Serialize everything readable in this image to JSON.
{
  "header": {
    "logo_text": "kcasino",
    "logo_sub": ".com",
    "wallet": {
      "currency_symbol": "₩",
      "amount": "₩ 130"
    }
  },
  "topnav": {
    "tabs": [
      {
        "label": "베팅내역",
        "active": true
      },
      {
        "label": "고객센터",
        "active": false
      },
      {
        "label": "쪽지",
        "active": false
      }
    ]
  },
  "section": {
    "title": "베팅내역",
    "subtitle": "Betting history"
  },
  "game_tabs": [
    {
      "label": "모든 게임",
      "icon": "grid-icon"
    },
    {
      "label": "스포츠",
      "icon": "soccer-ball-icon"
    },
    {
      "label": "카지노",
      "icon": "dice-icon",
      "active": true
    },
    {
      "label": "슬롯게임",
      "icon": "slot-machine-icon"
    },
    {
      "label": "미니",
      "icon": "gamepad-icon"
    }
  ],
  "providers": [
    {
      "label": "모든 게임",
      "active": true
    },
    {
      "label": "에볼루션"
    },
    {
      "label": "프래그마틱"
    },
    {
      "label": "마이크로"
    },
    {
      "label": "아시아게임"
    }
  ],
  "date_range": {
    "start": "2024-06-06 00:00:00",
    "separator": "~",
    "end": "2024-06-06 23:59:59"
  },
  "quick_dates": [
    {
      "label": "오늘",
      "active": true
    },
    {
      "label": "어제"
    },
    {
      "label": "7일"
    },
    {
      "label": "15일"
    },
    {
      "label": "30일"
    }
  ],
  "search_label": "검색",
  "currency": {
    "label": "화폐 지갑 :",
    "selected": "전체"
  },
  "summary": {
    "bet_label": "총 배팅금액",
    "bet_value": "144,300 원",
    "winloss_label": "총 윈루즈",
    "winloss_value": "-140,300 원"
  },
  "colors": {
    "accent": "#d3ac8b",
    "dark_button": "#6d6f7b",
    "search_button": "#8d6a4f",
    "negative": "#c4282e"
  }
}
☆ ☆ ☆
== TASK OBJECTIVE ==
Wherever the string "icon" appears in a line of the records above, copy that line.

== EXERCISE RESPONSE ==
      "icon": "grid-icon"
      "icon": "soccer-ball-icon"
      "icon": "dice-icon",
      "icon": "slot-machine-icon"
      "icon": "gamepad-icon"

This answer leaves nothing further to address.